on 14 March 2006
Pastoralia is George Saunders's second collection of stories and, like CivilWarLand in Bad Decline, it deals with a parallel or future world, a service sector gone mad and has much black-hearted satire for our own days. I read it in one day (albeit a day confined to planes and trains) and it was an absolute pleasure from start to finish. Early Vonnegut is brought to mind with Saunders's packing-'em-in brevity (see the first page of "Sea Oak" or "Winky"). My favourite though was "The Barber's Unhappiness," which seems representative with its hopeless, loveless protagonist and its cool distance and occasional absurdity. Here he is having snatched a glimpse down the dress of a woman he's trying to work out whether he should be dropping his standards to pursue:
"Well she definitely had something going on in the chest category. So facially she was the prettiest in the room, plus she had decent boobs. Attractive breasts. The thing was, would she want him? He was old. Oldish. When he stood up too fast his knee joints popped. Lately his gums had started to bleed. Plus he had no toes. Although why sell himself short? He owned his own small business. He had a bit of a gut, yes, and his hair was somewhat thin, but then again his shoulders and chest were broad, so that the overall effect, even with the gut, was of power, which girls liked, and at least his head was properly sized for his body, which was more than she could say, although then again he still lived with his mother."

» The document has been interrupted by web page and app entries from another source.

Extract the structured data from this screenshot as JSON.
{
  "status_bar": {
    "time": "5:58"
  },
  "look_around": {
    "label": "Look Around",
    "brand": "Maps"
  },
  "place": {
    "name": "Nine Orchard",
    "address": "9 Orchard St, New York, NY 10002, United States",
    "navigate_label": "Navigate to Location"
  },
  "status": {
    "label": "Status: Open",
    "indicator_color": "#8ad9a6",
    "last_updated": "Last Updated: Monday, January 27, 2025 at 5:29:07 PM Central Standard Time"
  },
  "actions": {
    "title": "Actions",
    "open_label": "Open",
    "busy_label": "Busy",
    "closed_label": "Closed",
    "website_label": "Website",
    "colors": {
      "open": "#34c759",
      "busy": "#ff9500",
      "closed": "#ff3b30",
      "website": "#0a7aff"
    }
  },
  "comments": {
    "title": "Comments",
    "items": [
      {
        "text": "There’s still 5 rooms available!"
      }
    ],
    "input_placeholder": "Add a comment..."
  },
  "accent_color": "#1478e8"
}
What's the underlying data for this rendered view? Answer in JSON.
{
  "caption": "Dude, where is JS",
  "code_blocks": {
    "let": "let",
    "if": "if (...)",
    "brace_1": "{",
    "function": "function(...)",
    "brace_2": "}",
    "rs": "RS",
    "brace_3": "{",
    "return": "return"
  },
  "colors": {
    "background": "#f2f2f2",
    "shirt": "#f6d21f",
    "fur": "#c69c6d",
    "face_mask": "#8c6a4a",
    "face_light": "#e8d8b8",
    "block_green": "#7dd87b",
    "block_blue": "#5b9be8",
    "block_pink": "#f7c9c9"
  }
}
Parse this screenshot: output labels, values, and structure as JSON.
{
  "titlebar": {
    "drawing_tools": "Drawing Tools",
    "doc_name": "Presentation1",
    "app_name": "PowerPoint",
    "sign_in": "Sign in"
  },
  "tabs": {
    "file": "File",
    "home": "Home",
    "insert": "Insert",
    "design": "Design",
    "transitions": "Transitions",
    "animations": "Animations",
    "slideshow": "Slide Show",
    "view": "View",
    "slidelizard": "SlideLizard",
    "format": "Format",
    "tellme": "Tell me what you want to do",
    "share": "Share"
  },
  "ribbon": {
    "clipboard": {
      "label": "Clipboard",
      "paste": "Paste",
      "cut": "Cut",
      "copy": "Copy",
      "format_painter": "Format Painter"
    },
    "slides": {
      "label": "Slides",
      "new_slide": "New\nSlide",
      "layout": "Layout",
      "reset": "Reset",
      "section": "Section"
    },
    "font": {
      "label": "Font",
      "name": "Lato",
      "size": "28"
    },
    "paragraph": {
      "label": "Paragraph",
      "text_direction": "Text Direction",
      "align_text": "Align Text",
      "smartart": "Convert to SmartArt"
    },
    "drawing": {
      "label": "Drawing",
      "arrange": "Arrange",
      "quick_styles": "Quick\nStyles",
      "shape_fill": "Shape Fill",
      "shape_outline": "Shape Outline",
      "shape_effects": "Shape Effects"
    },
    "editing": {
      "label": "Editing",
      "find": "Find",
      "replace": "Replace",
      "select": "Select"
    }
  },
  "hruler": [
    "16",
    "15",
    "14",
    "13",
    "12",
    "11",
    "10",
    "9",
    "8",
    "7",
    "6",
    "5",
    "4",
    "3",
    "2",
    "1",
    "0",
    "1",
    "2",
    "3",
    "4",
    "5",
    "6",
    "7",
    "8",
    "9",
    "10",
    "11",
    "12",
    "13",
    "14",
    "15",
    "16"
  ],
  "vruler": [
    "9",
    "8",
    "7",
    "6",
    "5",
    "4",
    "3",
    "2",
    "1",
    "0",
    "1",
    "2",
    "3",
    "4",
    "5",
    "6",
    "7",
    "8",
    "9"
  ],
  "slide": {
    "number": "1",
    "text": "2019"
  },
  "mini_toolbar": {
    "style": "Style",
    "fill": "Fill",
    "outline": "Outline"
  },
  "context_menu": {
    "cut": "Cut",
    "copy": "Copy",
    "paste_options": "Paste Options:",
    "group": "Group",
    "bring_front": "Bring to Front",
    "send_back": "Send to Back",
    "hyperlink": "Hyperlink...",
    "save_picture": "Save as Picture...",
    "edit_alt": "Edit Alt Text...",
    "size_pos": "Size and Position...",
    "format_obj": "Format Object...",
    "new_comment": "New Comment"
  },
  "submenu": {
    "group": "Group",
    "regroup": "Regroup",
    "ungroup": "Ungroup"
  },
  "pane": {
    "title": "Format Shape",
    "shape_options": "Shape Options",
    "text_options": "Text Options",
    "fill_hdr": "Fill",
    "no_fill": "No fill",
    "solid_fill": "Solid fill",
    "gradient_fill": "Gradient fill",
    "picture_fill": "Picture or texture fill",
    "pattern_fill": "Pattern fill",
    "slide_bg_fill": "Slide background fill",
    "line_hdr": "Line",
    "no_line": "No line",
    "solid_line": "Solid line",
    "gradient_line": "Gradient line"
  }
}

Ultimately though the fun Saunders has with his characters never descends into Waughish cruelty, and - by and large - gives them hope at the end of the trek through their story, if not success. Pastoralia is an essential collection of modern short stories.